Ming Peng

Ming Peng

My thesis collection is inspired by my early personal experience with social anxiety. My research process made me realize that the pressure and anxiety never left my life, but the only thing that changed is my attitude towards those problems. Therefore, I choose to present the anxiety through a humorous animation perspective. I hope the clothes I designed can make people laugh about our anxiety.”


Han Wen

Han Wen

After years of living in here, I’ve found that women in the western world tend to be more aware and enthusiastic about being independent and having female rights compared to China, where I am from. This difference led me to a fantasy: What if China were powered by women, or what if the world were powered by women? How would this affect women’s ways of dressing? Growing up surrounded by great women, I’ve always been inspired to reflect on my own strengths and conflicts as a man. The amazing women in my family—mainly my mother—encouraged me to realize the importance of living the life I want to live. Through this collection I am expressing a defiant yet romantic female through the eyes of a man who appreciates the power of women.”


Jackson Wiederhoeft 

Jackson Wiederhoeft

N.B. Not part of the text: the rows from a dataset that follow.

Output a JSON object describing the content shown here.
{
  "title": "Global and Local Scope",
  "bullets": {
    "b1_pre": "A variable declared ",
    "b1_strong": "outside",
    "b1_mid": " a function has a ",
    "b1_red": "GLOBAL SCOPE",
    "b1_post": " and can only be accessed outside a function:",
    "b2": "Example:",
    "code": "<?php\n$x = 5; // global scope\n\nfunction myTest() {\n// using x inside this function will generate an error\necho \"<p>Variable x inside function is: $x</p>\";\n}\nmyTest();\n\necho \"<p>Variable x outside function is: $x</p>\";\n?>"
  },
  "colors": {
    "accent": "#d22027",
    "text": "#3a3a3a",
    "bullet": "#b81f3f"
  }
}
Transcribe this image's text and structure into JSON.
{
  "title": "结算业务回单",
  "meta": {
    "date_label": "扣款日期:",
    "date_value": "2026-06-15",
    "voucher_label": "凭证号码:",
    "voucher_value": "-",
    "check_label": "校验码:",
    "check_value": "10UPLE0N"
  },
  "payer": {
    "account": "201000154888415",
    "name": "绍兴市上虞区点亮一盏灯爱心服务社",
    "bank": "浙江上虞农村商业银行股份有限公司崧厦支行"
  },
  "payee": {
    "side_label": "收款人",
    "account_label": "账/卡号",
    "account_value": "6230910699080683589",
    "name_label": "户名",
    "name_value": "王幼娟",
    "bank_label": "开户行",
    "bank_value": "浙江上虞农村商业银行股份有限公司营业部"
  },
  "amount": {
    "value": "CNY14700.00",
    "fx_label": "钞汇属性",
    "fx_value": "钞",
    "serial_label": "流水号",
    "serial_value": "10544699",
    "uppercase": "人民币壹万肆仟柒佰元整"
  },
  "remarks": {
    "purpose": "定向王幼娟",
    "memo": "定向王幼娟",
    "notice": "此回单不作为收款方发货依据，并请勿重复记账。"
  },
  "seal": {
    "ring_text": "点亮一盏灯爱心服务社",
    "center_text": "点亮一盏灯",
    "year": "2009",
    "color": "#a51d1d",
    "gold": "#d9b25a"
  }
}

This collection has been an opportunity to take lessons I have learned working in costume design and fashion design over the past few years, and apply them to create something that is both here and there. I believe that ultimately the difference between the two worlds is simply context, that no garment is inherently one or the other. But most importantly, I believe that fashion and costume have transformative power. I believe the clothes we wear can take us to another place or time, or elevate us to a more fantastic version of ourselves. This is what The Dollies is for me — a means of transportation and transformation to a place of fantasy, joy and exploration.”


Sijun Guo

Sijun Guo

“For my thesis collection, I wanted to go through the depths of my heart and feel what I want say, but can’t say to people. I wanted to explore how my views change as I get older and take inventory of all my feelings.  I wanted to process my emotions into my drawings, development and fabrics to develop a poignant collection.”